Stored records:
Start of Block
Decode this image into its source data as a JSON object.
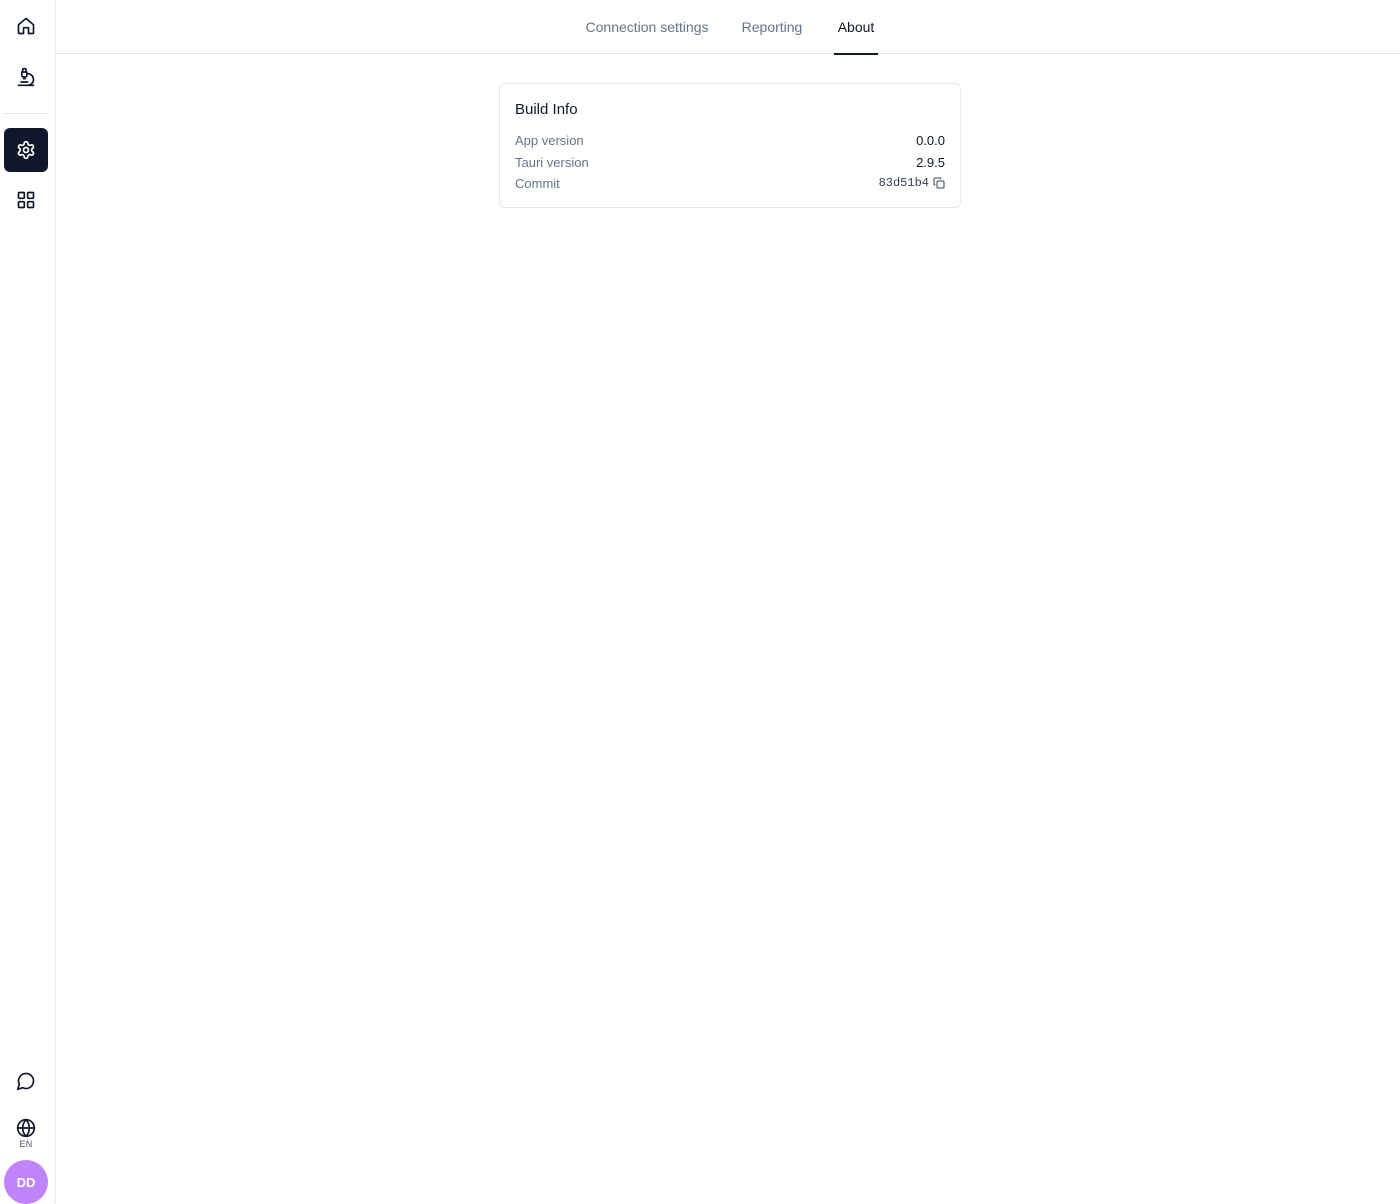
{
  "sidebar": {
    "items": [
      {
        "name": "home",
        "icon": "home-icon"
      },
      {
        "name": "lab",
        "icon": "microscope-icon"
      },
      {
        "name": "settings",
        "icon": "gear-icon",
        "active": true
      },
      {
        "name": "apps",
        "icon": "grid-icon"
      }
    ],
    "feedback_icon": "message-circle-icon",
    "language": {
      "icon": "globe-icon",
      "label": "EN"
    },
    "avatar": {
      "initials": "DD",
      "color": "#c084fc"
    }
  },
  "tabs": [
    {
      "label": "Connection settings",
      "active": false
    },
    {
      "label": "Reporting",
      "active": false
    },
    {
      "label": "About",
      "active": true
    }
  ],
  "build_info": {
    "title": "Build Info",
    "rows": [
      {
        "label": "App version",
        "value": "0.0.0"
      },
      {
        "label": "Tauri version",
        "value": "2.9.5"
      },
      {
        "label": "Commit",
        "value": "83d51b4",
        "copy_icon": "copy-icon"
      }
    ]
  },
  "colors": {
    "accent": "#0f172a",
    "muted_text": "#64748b",
    "border": "#e5e7eb",
    "avatar": "#c084fc"
  }
}
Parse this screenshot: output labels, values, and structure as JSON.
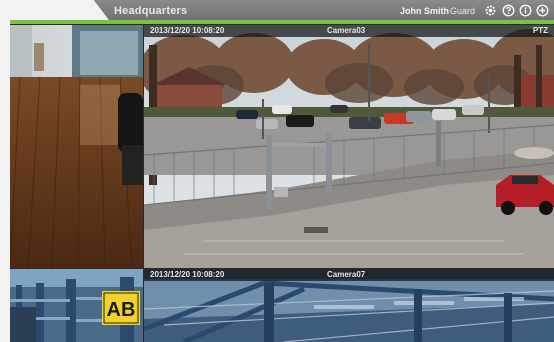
{
  "header": {
    "title": "Headquarters",
    "user_name": "John Smith",
    "user_role": "Guard",
    "icons": [
      "gear-icon",
      "help-icon",
      "info-icon",
      "add-icon"
    ]
  },
  "tiles": {
    "main": {
      "timestamp": "2013/12/20  10:08:20",
      "camera": "Camera03",
      "ptz_label": "PTZ"
    },
    "bottom": {
      "timestamp": "2013/12/20  10:08:20",
      "camera": "Camera07"
    },
    "warehouse_sign": "AB"
  },
  "colors": {
    "accent": "#7cc242",
    "header_bg": "#7a7a7a",
    "overlay": "#1a1a1a"
  }
}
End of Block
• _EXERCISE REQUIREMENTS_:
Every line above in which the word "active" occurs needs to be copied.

• _ANSWER BOX_:
        "active": true
      "active": false
      "active": false
      "active": true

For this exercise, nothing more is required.